I am anxious to be on the Appropriations Committee. I am sure that I can help materially toward an equitable distribution of the State's appropriations for Eleemosynary Institutions, and feel that the knowledge I have gained first hand through visiting these institutions is valuable.
Galveston Psychopathic Hospital
After gaining membership on the Appropriations Committee, she successfully obtained funding to address some of the substandard conditions in those hospitals, and was instrumental in establishing the Galveston Psychopathic Hospital.
Helen ran for a third term in the 43rd legislature but was defeated. She attributed her defeat to not having made an "active" campaign. She ran again in 1934 for the 44th Legislature (January 1935-October 1936) and was elected by a large margin. In this last term, she supported an expansion of the Galveston Psychopathic Hospital and obtained funds to increase the capacity of the Hospital for Crippled and Deformed Children, part of Sealy Hospital in Galveston. She also helped secure a change in the Texas Constitution that allowed persons to be admitted to a mental institution without being forced to endure a jury trial.
Tribute to Honorable Helen Moore
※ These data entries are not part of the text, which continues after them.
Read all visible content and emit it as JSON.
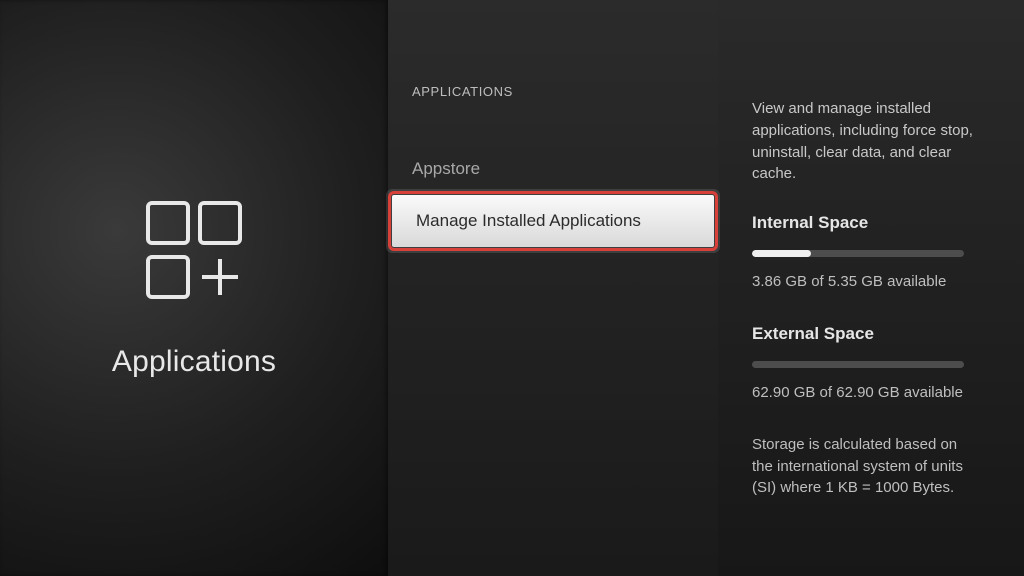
{
  "left": {
    "title": "Applications"
  },
  "mid": {
    "header": "APPLICATIONS",
    "items": [
      {
        "label": "Appstore",
        "selected": false
      },
      {
        "label": "Manage Installed Applications",
        "selected": true
      }
    ]
  },
  "right": {
    "description": "View and manage installed applications, including force stop, uninstall, clear data, and clear cache.",
    "internal": {
      "title": "Internal Space",
      "available_gb": 3.86,
      "total_gb": 5.35,
      "text": "3.86 GB of 5.35 GB available",
      "used_pct": 28
    },
    "external": {
      "title": "External Space",
      "available_gb": 62.9,
      "total_gb": 62.9,
      "text": "62.90 GB of 62.90 GB available",
      "used_pct": 0
    },
    "note": "Storage is calculated based on the international system of units (SI) where 1 KB = 1000 Bytes."
  }
}
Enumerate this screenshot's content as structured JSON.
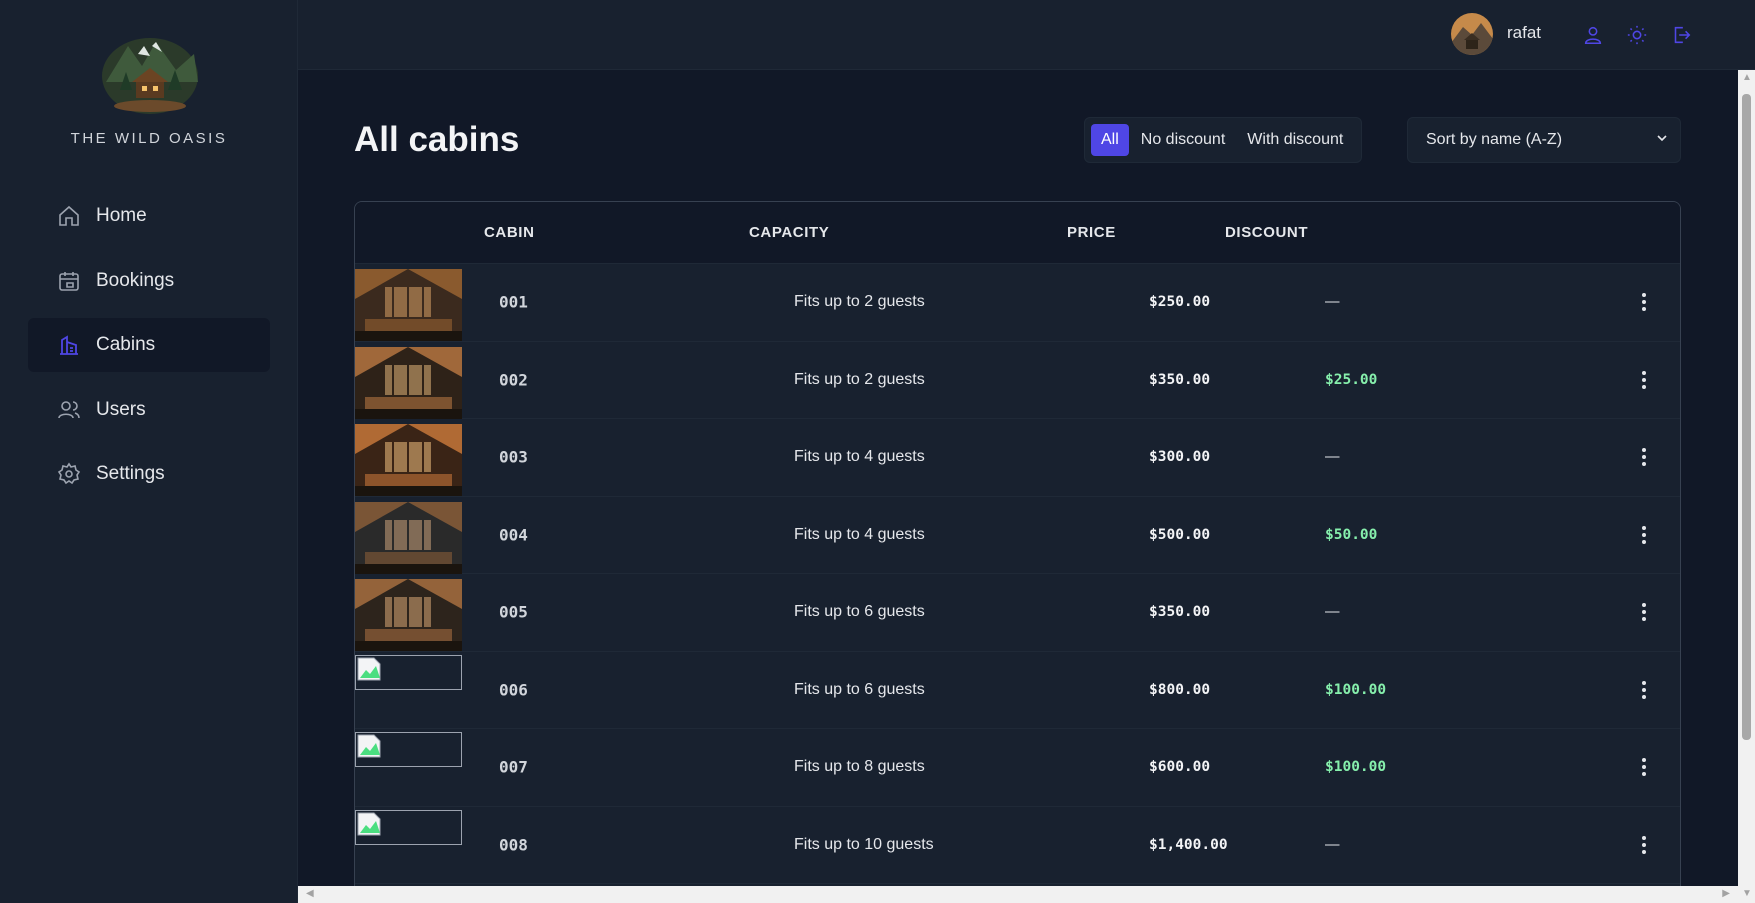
{
  "brand": {
    "name": "THE WILD OASIS"
  },
  "sidebar": {
    "items": [
      {
        "label": "Home",
        "icon": "home-icon",
        "active": false
      },
      {
        "label": "Bookings",
        "icon": "calendar-icon",
        "active": false
      },
      {
        "label": "Cabins",
        "icon": "cabins-icon",
        "active": true
      },
      {
        "label": "Users",
        "icon": "users-icon",
        "active": false
      },
      {
        "label": "Settings",
        "icon": "gear-icon",
        "active": false
      }
    ]
  },
  "header": {
    "username": "rafat",
    "icons": [
      "user-icon",
      "sun-icon",
      "logout-icon"
    ]
  },
  "main": {
    "title": "All cabins",
    "filter": {
      "options": [
        "All",
        "No discount",
        "With discount"
      ],
      "selected": "All"
    },
    "sort": {
      "selected": "Sort by name (A-Z)"
    }
  },
  "table": {
    "headers": [
      "",
      "CABIN",
      "CAPACITY",
      "PRICE",
      "DISCOUNT",
      ""
    ],
    "rows": [
      {
        "code": "001",
        "capacity": "Fits up to 2 guests",
        "price": "$250.00",
        "discount": "—",
        "image": "cabin-photo"
      },
      {
        "code": "002",
        "capacity": "Fits up to 2 guests",
        "price": "$350.00",
        "discount": "$25.00",
        "image": "cabin-photo"
      },
      {
        "code": "003",
        "capacity": "Fits up to 4 guests",
        "price": "$300.00",
        "discount": "—",
        "image": "cabin-photo"
      },
      {
        "code": "004",
        "capacity": "Fits up to 4 guests",
        "price": "$500.00",
        "discount": "$50.00",
        "image": "cabin-photo"
      },
      {
        "code": "005",
        "capacity": "Fits up to 6 guests",
        "price": "$350.00",
        "discount": "—",
        "image": "cabin-photo"
      },
      {
        "code": "006",
        "capacity": "Fits up to 6 guests",
        "price": "$800.00",
        "discount": "$100.00",
        "image": "broken-image"
      },
      {
        "code": "007",
        "capacity": "Fits up to 8 guests",
        "price": "$600.00",
        "discount": "$100.00",
        "image": "broken-image"
      },
      {
        "code": "008",
        "capacity": "Fits up to 10 guests",
        "price": "$1,400.00",
        "discount": "—",
        "image": "broken-image"
      }
    ]
  },
  "colors": {
    "accent": "#4f46e5",
    "discount": "#86efac",
    "sidebar_bg": "#18212f",
    "main_bg": "#111827"
  }
}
Helen was commended for her courageous fight for disadvantaged citizens by her colleagues in the legislature and the media. When she decided that her third term was to be her last, she received a Tribute to Honorable Helen Moore from the Texas House of Representatives, which declared,
…By her retirement Mrs. Moore is closing a career, which has contributed invaluable service to the eleemosynary institutions of this State and to the underprivileged of our citizenship generally, which service has not only reflected credit on the Legislature of the State of Texas, but has established Mrs. Moore as a pioneer in the humanitarian history our State… (Resolution, 10/27/36, Helen Edmunds Moore Archives).